[Data extracts Boundary: Start]

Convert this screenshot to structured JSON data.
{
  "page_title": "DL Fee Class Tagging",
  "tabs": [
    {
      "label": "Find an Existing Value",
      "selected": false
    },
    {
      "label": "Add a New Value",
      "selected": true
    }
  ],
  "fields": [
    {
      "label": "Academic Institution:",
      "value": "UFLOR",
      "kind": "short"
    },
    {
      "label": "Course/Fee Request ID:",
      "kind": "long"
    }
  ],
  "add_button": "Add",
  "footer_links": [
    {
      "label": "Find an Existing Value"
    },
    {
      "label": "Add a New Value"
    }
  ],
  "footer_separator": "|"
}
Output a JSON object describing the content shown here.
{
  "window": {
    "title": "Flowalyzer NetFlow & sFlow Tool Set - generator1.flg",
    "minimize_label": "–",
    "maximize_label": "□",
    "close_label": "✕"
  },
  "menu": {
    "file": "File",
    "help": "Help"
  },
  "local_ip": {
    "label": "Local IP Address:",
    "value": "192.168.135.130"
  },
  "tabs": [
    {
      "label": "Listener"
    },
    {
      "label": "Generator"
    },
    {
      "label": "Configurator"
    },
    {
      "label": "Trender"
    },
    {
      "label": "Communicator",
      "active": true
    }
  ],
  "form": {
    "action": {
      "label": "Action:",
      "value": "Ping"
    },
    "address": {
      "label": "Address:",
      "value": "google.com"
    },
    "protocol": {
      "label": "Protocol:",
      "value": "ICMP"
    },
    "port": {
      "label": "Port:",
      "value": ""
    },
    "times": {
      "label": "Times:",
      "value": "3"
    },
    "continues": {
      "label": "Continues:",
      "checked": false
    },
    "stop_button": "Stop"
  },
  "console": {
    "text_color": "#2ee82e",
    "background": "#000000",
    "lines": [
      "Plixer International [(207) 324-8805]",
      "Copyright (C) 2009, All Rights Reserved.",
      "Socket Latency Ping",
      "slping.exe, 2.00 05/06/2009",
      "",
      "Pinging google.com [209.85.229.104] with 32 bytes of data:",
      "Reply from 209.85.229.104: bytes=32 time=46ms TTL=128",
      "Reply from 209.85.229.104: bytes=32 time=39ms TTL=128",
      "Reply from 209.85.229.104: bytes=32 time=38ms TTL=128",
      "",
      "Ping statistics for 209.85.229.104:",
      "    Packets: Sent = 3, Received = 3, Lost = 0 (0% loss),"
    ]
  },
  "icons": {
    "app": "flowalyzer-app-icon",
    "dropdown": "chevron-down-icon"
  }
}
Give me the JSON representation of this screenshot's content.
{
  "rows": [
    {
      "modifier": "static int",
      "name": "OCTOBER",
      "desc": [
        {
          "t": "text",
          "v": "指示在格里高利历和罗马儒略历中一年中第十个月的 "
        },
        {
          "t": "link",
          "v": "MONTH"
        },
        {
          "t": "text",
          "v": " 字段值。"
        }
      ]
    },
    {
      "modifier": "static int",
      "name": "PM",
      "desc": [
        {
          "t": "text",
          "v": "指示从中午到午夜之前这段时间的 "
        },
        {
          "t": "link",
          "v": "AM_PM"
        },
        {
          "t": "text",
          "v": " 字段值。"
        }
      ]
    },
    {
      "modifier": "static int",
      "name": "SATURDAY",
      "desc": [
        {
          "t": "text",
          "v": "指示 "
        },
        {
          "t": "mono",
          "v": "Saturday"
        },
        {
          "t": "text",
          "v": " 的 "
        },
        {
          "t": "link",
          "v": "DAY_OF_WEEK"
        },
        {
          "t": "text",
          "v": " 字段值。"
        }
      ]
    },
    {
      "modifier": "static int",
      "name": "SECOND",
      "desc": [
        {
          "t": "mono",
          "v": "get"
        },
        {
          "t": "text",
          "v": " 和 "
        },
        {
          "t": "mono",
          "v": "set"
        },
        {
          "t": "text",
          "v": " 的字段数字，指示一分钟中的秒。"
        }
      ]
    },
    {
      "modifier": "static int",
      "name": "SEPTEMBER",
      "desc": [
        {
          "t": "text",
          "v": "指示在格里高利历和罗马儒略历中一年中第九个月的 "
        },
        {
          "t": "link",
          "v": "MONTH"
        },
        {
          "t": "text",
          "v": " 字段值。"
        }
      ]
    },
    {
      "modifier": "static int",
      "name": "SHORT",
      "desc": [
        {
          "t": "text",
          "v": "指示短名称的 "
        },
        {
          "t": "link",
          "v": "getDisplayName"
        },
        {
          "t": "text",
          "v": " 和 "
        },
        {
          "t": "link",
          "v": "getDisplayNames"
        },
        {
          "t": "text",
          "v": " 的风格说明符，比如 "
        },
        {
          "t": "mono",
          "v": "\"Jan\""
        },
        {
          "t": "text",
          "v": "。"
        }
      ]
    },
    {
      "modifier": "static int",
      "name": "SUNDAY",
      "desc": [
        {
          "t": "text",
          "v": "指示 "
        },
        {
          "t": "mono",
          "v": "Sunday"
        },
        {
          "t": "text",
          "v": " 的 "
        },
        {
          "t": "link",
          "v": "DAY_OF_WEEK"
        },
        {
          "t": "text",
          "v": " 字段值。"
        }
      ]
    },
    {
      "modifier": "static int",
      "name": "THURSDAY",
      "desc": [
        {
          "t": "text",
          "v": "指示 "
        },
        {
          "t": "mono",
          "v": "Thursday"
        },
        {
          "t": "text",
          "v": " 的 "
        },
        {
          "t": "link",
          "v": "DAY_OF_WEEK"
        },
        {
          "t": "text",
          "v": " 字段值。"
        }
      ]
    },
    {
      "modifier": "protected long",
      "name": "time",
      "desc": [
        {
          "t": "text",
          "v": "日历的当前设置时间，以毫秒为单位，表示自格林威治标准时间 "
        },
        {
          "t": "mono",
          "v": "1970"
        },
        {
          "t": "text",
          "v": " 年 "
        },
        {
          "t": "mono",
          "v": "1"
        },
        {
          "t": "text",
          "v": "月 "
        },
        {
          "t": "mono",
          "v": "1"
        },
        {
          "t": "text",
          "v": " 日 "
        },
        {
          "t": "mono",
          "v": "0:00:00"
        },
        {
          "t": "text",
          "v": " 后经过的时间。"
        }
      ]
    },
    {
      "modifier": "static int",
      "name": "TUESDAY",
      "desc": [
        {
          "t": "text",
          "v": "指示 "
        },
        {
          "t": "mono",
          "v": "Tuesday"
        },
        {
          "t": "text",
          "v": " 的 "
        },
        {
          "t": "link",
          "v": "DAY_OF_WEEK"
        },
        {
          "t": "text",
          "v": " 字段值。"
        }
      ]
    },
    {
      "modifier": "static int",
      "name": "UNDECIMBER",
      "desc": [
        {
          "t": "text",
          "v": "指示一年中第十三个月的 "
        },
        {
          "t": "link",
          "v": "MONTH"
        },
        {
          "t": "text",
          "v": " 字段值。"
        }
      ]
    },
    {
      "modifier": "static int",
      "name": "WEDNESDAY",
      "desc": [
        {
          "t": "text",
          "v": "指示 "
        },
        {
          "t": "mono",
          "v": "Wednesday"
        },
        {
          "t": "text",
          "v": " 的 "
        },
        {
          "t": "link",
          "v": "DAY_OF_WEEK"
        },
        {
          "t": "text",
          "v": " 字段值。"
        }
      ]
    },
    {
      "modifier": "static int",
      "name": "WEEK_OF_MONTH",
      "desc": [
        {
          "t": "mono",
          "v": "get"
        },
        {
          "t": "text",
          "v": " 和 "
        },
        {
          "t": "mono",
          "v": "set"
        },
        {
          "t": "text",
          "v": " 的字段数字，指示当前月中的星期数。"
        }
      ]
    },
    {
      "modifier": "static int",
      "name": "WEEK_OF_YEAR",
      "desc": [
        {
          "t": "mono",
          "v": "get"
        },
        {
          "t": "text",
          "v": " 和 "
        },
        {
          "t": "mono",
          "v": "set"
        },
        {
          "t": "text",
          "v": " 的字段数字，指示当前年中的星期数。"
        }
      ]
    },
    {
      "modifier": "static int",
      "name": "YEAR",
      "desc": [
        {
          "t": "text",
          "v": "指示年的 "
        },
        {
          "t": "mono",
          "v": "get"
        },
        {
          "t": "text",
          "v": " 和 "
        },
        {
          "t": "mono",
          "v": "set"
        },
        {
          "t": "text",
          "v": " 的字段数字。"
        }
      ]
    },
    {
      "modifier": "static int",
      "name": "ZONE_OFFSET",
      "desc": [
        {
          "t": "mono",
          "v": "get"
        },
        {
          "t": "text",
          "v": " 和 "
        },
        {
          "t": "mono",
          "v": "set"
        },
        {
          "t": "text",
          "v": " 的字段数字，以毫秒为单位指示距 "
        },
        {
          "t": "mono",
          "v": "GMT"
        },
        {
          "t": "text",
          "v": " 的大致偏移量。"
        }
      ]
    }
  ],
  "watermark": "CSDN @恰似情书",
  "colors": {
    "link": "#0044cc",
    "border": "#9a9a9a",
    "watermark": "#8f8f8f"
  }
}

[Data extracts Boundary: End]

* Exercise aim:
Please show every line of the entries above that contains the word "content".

* Task solution:
Output a JSON object describing the content shown here.
Give me the JSON representation of this screenshot's content.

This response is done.